*THE TASK*
Copy the data below in full, exactly as it appears.

*ENTRIES PROVIDED*
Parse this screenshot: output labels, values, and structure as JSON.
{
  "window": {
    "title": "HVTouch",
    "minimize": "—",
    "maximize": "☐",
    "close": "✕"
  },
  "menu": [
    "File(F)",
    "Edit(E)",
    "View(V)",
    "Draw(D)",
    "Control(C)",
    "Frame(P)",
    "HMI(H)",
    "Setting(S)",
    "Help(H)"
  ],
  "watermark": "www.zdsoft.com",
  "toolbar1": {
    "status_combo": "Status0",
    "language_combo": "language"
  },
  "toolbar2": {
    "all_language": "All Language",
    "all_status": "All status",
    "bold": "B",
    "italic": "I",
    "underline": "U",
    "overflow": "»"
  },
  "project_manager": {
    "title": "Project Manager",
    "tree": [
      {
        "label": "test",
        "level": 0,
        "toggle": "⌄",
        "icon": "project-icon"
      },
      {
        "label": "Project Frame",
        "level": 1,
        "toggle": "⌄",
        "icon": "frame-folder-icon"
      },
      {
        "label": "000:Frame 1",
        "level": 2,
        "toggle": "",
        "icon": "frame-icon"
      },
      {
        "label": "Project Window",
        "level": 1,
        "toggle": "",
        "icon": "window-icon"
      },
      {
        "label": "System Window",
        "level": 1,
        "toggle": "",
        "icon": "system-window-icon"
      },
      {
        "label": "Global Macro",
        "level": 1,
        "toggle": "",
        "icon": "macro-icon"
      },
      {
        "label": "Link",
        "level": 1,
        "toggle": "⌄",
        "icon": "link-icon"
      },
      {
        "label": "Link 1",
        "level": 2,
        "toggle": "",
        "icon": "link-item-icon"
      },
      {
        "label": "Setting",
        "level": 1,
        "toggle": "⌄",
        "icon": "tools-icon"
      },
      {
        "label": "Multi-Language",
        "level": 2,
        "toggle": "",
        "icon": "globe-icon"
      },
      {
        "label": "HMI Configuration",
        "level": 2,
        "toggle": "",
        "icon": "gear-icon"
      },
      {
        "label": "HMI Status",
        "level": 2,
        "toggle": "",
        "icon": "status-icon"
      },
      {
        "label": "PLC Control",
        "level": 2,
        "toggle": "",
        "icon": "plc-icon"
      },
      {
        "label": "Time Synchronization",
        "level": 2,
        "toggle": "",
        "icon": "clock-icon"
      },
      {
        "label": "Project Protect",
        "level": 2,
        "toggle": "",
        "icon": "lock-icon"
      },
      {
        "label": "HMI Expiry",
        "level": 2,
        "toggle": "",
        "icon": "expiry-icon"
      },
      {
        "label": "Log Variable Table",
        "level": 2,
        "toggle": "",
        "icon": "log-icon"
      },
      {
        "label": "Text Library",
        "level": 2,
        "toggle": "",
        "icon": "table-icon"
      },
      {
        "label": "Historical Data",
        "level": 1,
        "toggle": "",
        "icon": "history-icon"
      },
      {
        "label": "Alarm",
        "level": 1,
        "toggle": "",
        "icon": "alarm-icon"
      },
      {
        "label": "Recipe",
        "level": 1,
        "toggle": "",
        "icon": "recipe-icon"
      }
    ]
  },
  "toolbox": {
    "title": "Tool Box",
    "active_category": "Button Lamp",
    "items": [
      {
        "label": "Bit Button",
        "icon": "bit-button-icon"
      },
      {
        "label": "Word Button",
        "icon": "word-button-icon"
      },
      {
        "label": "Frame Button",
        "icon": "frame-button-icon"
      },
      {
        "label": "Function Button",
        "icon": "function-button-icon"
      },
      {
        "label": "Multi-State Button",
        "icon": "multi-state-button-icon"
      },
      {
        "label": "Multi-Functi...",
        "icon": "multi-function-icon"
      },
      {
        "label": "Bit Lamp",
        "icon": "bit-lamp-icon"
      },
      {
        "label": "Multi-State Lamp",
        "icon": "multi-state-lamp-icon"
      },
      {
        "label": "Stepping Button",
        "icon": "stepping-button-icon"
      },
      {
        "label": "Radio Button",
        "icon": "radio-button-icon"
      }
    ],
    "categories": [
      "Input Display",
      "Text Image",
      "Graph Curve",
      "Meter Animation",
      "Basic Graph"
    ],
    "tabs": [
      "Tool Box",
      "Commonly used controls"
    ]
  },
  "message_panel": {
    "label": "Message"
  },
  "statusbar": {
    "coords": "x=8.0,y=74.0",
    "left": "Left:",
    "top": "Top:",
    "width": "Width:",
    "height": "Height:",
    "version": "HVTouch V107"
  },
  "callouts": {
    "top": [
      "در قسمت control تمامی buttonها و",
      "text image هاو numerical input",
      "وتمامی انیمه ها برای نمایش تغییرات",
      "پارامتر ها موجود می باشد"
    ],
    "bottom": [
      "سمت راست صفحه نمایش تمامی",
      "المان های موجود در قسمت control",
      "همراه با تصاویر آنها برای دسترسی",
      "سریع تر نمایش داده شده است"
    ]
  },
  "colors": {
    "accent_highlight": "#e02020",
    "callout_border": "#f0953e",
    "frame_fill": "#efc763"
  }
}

*ANSWER*
Parse this screenshot: output labels, values, and structure as JSON.
{
  "window": {
    "title": "HVTouch",
    "minimize": "—",
    "maximize": "☐",
    "close": "✕"
  },
  "menu": [
    "File(F)",
    "Edit(E)",
    "View(V)",
    "Draw(D)",
    "Control(C)",
    "Frame(P)",
    "HMI(H)",
    "Setting(S)",
    "Help(H)"
  ],
  "watermark": "www.zdsoft.com",
  "toolbar1": {
    "status_combo": "Status0",
    "language_combo": "language"
  },
  "toolbar2": {
    "all_language": "All Language",
    "all_status": "All status",
    "bold": "B",
    "italic": "I",
    "underline": "U",
    "overflow": "»"
  },
  "project_manager": {
    "title": "Project Manager",
    "tree": [
      {
        "label": "test",
        "level": 0,
        "toggle": "⌄",
        "icon": "project-icon"
      },
      {
        "label": "Project Frame",
        "level": 1,
        "toggle": "⌄",
        "icon": "frame-folder-icon"
      },
      {
        "label": "000:Frame 1",
        "level": 2,
        "toggle": "",
        "icon": "frame-icon"
      },
      {
        "label": "Project Window",
        "level": 1,
        "toggle": "",
        "icon": "window-icon"
      },
      {
        "label": "System Window",
        "level": 1,
        "toggle": "",
        "icon": "system-window-icon"
      },
      {
        "label": "Global Macro",
        "level": 1,
        "toggle": "",
        "icon": "macro-icon"
      },
      {
        "label": "Link",
        "level": 1,
        "toggle": "⌄",
        "icon": "link-icon"
      },
      {
        "label": "Link 1",
        "level": 2,
        "toggle": "",
        "icon": "link-item-icon"
      },
      {
        "label": "Setting",
        "level": 1,
        "toggle": "⌄",
        "icon": "tools-icon"
      },
      {
        "label": "Multi-Language",
        "level": 2,
        "toggle": "",
        "icon": "globe-icon"
      },
      {
        "label": "HMI Configuration",
        "level": 2,
        "toggle": "",
        "icon": "gear-icon"
      },
      {
        "label": "HMI Status",
        "level": 2,
        "toggle": "",
        "icon": "status-icon"
      },
      {
        "label": "PLC Control",
        "level": 2,
        "toggle": "",
        "icon": "plc-icon"
      },
      {
        "label": "Time Synchronization",
        "level": 2,
        "toggle": "",
        "icon": "clock-icon"
      },
      {
        "label": "Project Protect",
        "level": 2,
        "toggle": "",
        "icon": "lock-icon"
      },
      {
        "label": "HMI Expiry",
        "level": 2,
        "toggle": "",
        "icon": "expiry-icon"
      },
      {
        "label": "Log Variable Table",
        "level": 2,
        "toggle": "",
        "icon": "log-icon"
      },
      {
        "label": "Text Library",
        "level": 2,
        "toggle": "",
        "icon": "table-icon"
      },
      {
        "label": "Historical Data",
        "level": 1,
        "toggle": "",
        "icon": "history-icon"
      },
      {
        "label": "Alarm",
        "level": 1,
        "toggle": "",
        "icon": "alarm-icon"
      },
      {
        "label": "Recipe",
        "level": 1,
        "toggle": "",
        "icon": "recipe-icon"
      }
    ]
  },
  "toolbox": {
    "title": "Tool Box",
    "active_category": "Button Lamp",
    "items": [
      {
        "label": "Bit Button",
        "icon": "bit-button-icon"
      },
      {
        "label": "Word Button",
        "icon": "word-button-icon"
      },
      {
        "label": "Frame Button",
        "icon": "frame-button-icon"
      },
      {
        "label": "Function Button",
        "icon": "function-button-icon"
      },
      {
        "label": "Multi-State Button",
        "icon": "multi-state-button-icon"
      },
      {
        "label": "Multi-Functi...",
        "icon": "multi-function-icon"
      },
      {
        "label": "Bit Lamp",
        "icon": "bit-lamp-icon"
      },
      {
        "label": "Multi-State Lamp",
        "icon": "multi-state-lamp-icon"
      },
      {
        "label": "Stepping Button",
        "icon": "stepping-button-icon"
      },
      {
        "label": "Radio Button",
        "icon": "radio-button-icon"
      }
    ],
    "categories": [
      "Input Display",
      "Text Image",
      "Graph Curve",
      "Meter Animation",
      "Basic Graph"
    ],
    "tabs": [
      "Tool Box",
      "Commonly used controls"
    ]
  },
  "message_panel": {
    "label": "Message"
  },
  "statusbar": {
    "coords": "x=8.0,y=74.0",
    "left": "Left:",
    "top": "Top:",
    "width": "Width:",
    "height": "Height:",
    "version": "HVTouch V107"
  },
  "callouts": {
    "top": [
      "در قسمت control تمامی buttonها و",
      "text image هاو numerical input",
      "وتمامی انیمه ها برای نمایش تغییرات",
      "پارامتر ها موجود می باشد"
    ],
    "bottom": [
      "سمت راست صفحه نمایش تمامی",
      "المان های موجود در قسمت control",
      "همراه با تصاویر آنها برای دسترسی",
      "سریع تر نمایش داده شده است"
    ]
  },
  "colors": {
    "accent_highlight": "#e02020",
    "callout_border": "#f0953e",
    "frame_fill": "#efc763"
  }
}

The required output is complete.